From 2015 to 2017, OSHA fines increased almost 80%, making the cost of noncompliance too expensive for most organizations to ignore.
This new infographic, created for the 2017 Safety Summit, aims to help safety pros, like you, strengthen compliance, reduce costs, and improve operational efficiency.
If you hire contractors, perform contract work, or work at a multi-employer work site, it can be difficult to determine what your safety responsibilities are. Use this infographic to gain a better understanding of how multi-employer rules apply in common situations and what you should look for when hiring a contractor.
Contractors: Who’s Responsible for Safety? by Safety.BLR.com
Both OSHA observations and independent research confirm that developing a strong safety culture has the potential to have the greatest impact on incident reduction of any process. Check out the infographic to find out what we learned about the state of safety culture from a recent BLR survey of over 500 EHS professionals, HR professionals, and other individuals involved in safety at their organizations.
The Journey to Safety Excellence is a roadmap for continuous safety improvement. We know that maintaining a safe workplace is a never-ending journey, not a destination. Check out this infographic to learn about four key pillars to protect workers and enhance your organization’s performance.
Download this infographic here: http://www.nsc.org/JSEWorkplaceDocuments/JSE-Infographic-Printable.pdf
Provided by the National Safety Council
Nearly 13,000 American workers are injured each day. These numbers are staggering, and the worst part is that each one is preventable. Taking preventative action can spare workers needless pain and suffering.
Provided by the National Safety Council
HazCom and GHS: The Final Deadline by Safety.BLR.com
June 1, 2016, is the final deadline in the 4-year phase-in period for OSHA’s 2012 revisions to the hazard communication standard that aligned with the Globally Harmonized System for the Classification and Labelling of Chemicals, or GHS. Check out the infographic for an overview of what the final deadline requires and tips to make sure your facility is prepared.
The Occupational Safety and Health Administration (OSHA) is commonly thought of as a red tape-laden, bureaucratic behemoth government organization that stunts job growth and reduces bottom-line profits.

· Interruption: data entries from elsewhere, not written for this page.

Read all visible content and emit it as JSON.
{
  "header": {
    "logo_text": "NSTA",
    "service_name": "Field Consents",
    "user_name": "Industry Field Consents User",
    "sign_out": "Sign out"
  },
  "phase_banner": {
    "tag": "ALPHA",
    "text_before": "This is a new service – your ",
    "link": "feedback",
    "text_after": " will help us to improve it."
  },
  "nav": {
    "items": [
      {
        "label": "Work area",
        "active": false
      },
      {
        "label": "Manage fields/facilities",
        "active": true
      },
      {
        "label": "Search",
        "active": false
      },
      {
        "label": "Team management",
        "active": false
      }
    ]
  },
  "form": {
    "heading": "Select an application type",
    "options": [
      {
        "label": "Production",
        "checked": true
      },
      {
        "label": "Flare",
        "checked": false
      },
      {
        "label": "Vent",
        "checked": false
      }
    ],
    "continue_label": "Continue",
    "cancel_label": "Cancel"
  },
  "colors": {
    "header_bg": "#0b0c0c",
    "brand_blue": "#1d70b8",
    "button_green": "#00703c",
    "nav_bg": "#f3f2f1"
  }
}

Yet the facts state otherwise. Take a look at the facts & stats below. Some will surprise you, others will shock you, but all point to a singular, indisputable fact: OSHA actually saves companies money in the long run.
REDUCED WORKERS’ COMPENSATION COSTS
A 2012 study by the University of California and Harvard University concluded that workplace injury claims dropped nearly 10% for employers who had undergone an OSHA inspection. The same study showed an average savings of 26% for total workers’ compensation costs for the same group of employers. These statistics prove the old adage, “Safety pays in the long run.”One study showed that for every $1 spent on safety programs, $5 is saved in accident avoidance and other related savings.
MORE INSPECTIONS = MORE SAVINGS
According to some analysts, more frequent OSHA inspections would save the U.S. economy around $6 billion per year.
The general consensus is that more aggressive OSHA action would stop supervisors and workers from “cutting corners.” Even with a widespread inspection schedule, OSHA can’t prevent all accidents from happening.
Each year, workplaces fatalities, injuries and illnesses add over $170 billion in costs.
WHAT KINDS OF ACCIDENTS DOES OSHA PREVENT?
Accidents are expensive – last year, $93 million was spent on carpentry-related falls – just one part of one industry’s accident expenses!
The 3 most common OSHA standards that are violated are:
Construction fall protection
General industry hazard communication
OSHA legislation has helped reduce the numbers of daily on-the-job fatalities in America. In 1970, the average daily death toll for American laborers was 38.Today, that number has been reduced by almost two-thirds. In 2014, there were 14 worker fatalities per day.
As you can see, these statistics show that OSHA saves employers and companies in total operating costs. And it’s not just money; numerous lives are saved as well. Becoming OSHA compliant is a worthwhile goal for any employer AND employee.